He continued, “They are small businesses selling their products to a receptive audience, entrepreneurs bringing new ideas to market, and everything in between. It should be self-evident, but with this year’s political process holding all of America’s attention, the business of being Rush Limbaugh has never been better.”
Over the years, there have been others who have incorrectly heralded Limbaugh’s radio funeral, and many of them have come around the time when there’s a possibility of political change in Washington, D.C.
At the end of Bill Clinton’s second term, some speculated about whether Limbaugh could maintain his popularity without having Clinton and members of his administration as a daily targets.
“Liberals are always my target,” Limbaugh told the Los Angeles Times’ Brian Lowry in a Dec. 29, 2000 interview. “The notion I’m going to have nothing to say because Clinton is gone is ridiculous.”
Not only was he correct when he said that, but the early part of the Bush administration was a time when conservative radio talk show hosts, who have since become household names, rose to national prominence.
Sean Hannity, who follows Limbaugh in many U.S. markets from 3 p.m.-6 p.m. ET came on the scene with national syndication in 2001. Laura Ingraham joined him in 2001, along with Glenn Beck in 2002 and Mark Levin in 2006 — hardly suggesting that Rush Limbaugh and the fad of conservative talk radio were on their way out.
In 2008, with the coming new age of Obama, some suggested that the long-liberal-nightmare of Limbaugh would finally be over.
Vanity Fair’s Michael Wolff told CNBC on July 2, 2008 Limbaugh’s star would finally dim, calling a newly announced eight-year, $400 million deal with Clear Channel-owned Premiere Radio Network an error.

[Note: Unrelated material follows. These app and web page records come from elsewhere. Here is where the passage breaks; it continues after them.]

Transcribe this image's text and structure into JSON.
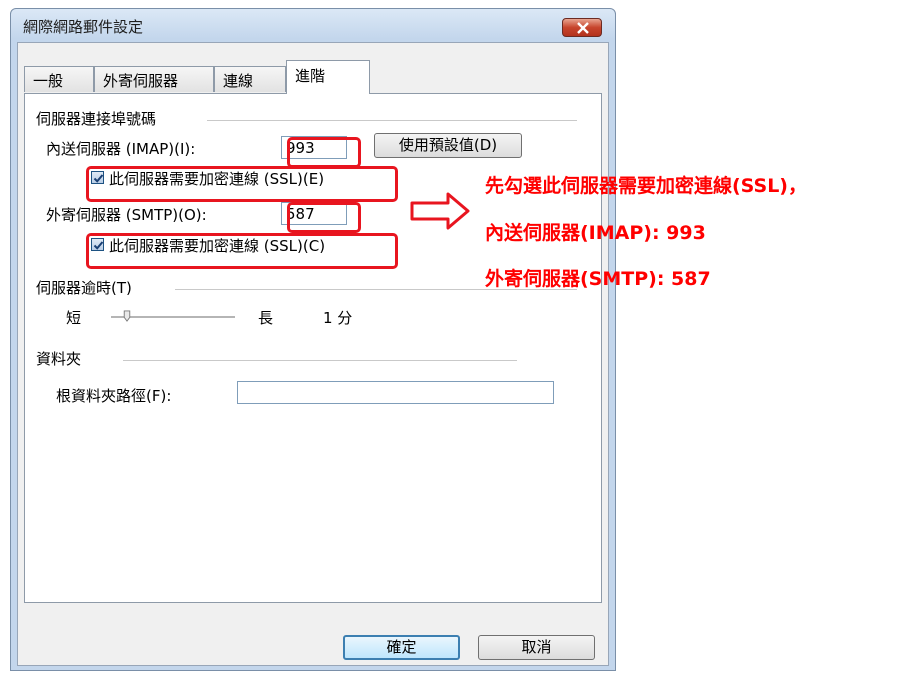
{
  "window": {
    "title": "網際網路郵件設定"
  },
  "tabs": [
    {
      "label": "一般",
      "active": false
    },
    {
      "label": "外寄伺服器",
      "active": false
    },
    {
      "label": "連線",
      "active": false
    },
    {
      "label": "進階",
      "active": true
    }
  ],
  "ports": {
    "group_label": "伺服器連接埠號碼",
    "incoming_label": "內送伺服器 (IMAP)(I):",
    "incoming_value": "993",
    "use_defaults_label": "使用預設值(D)",
    "incoming_ssl_label": "此伺服器需要加密連線 (SSL)(E)",
    "incoming_ssl_checked": true,
    "outgoing_label": "外寄伺服器 (SMTP)(O):",
    "outgoing_value": "587",
    "outgoing_ssl_label": "此伺服器需要加密連線 (SSL)(C)",
    "outgoing_ssl_checked": true
  },
  "timeout": {
    "group_label": "伺服器逾時(T)",
    "short_label": "短",
    "long_label": "長",
    "value_label": "1 分",
    "slider_fraction": 0.0
  },
  "folders": {
    "group_label": "資料夾",
    "root_label": "根資料夾路徑(F):",
    "root_value": ""
  },
  "footer": {
    "ok_label": "確定",
    "cancel_label": "取消"
  },
  "annotations": {
    "line1": "先勾選此伺服器需要加密連線(SSL)，",
    "line2": "內送伺服器(IMAP): 993",
    "line3": "外寄伺服器(SMTP): 587"
  },
  "colors": {
    "annotation": "#ff0000",
    "highlight_box": "#e8151f",
    "close_button": "#c7452d"
  }
}
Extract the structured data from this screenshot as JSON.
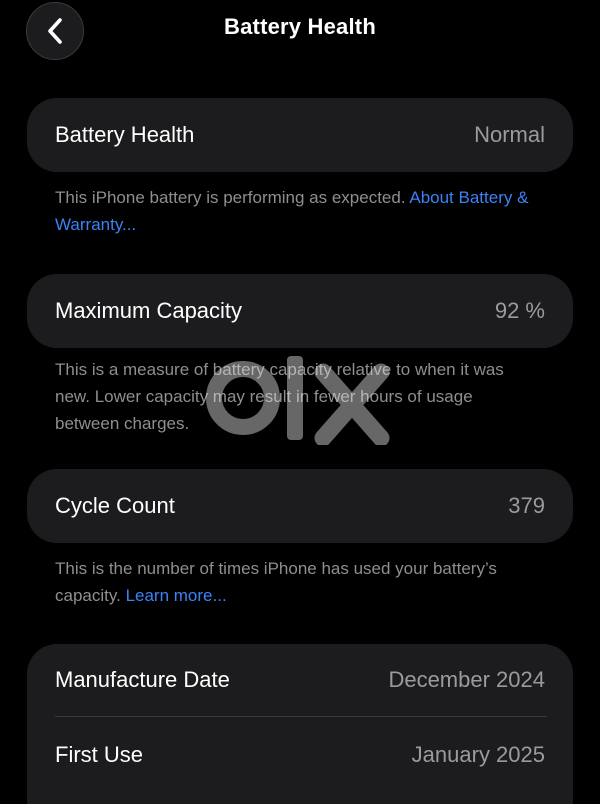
{
  "nav": {
    "title": "Battery Health",
    "back_icon": "chevron-left-icon"
  },
  "battery_health": {
    "label": "Battery Health",
    "value": "Normal",
    "footnote": "This iPhone battery is performing as expected. ",
    "link": "About Battery & Warranty..."
  },
  "maximum_capacity": {
    "label": "Maximum Capacity",
    "value": "92 %",
    "footnote": "This is a measure of battery capacity relative to when it was new. Lower capacity may result in fewer hours of usage between charges."
  },
  "cycle_count": {
    "label": "Cycle Count",
    "value": "379",
    "footnote": "This is the number of times iPhone has used your battery’s capacity. ",
    "link": "Learn more..."
  },
  "dates": {
    "manufacture_label": "Manufacture Date",
    "manufacture_value": "December 2024",
    "first_use_label": "First Use",
    "first_use_value": "January 2025"
  },
  "watermark": {
    "text": "olx"
  },
  "colors": {
    "background": "#000000",
    "card": "#1c1c1e",
    "secondary_text": "#9a9a9f",
    "link": "#3b82f6"
  }
}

“I think it’s a monster error,” Wolff said of the deal. “I know – I’m sitting here saying, ‘What are these people smoking?’ You know, the truth is that Rush Limbaugh has been – he’s ridden the rise of conservatism for 25 years and I don’t, maybe nobody quite, quite has been following the news, but that’s coming to an end.”
“It’s going to be over and Rush Limbaugh in a relatively short period of time is going to look like a really kind of out-of-it kind of oddity,” Wolff added. “And I cannot for the life of me imagine how someone could have made this deal.”
He too was wrong.
Eight years later, Limbaugh is still at the top of the heap. In the year of Trump, despite not officially endorsing the presumptive Republican Party presidential nominee yet, Limbaugh has continued to grow his audience.
Although the justification to suggest Limbaugh is on “shaky ground” seems to leave a lot to be desired and there was no effort made Politico to include that point of view, there is probably one thing on which you can bet: If the talk radio business model ship does begin to sink, Limbaugh won’t be going down with the ship. He’ll instead be on the beach with a drink in his hands and others are struggling to get to the shore.
Follow Jeff Poor on Twitter @jeff_poor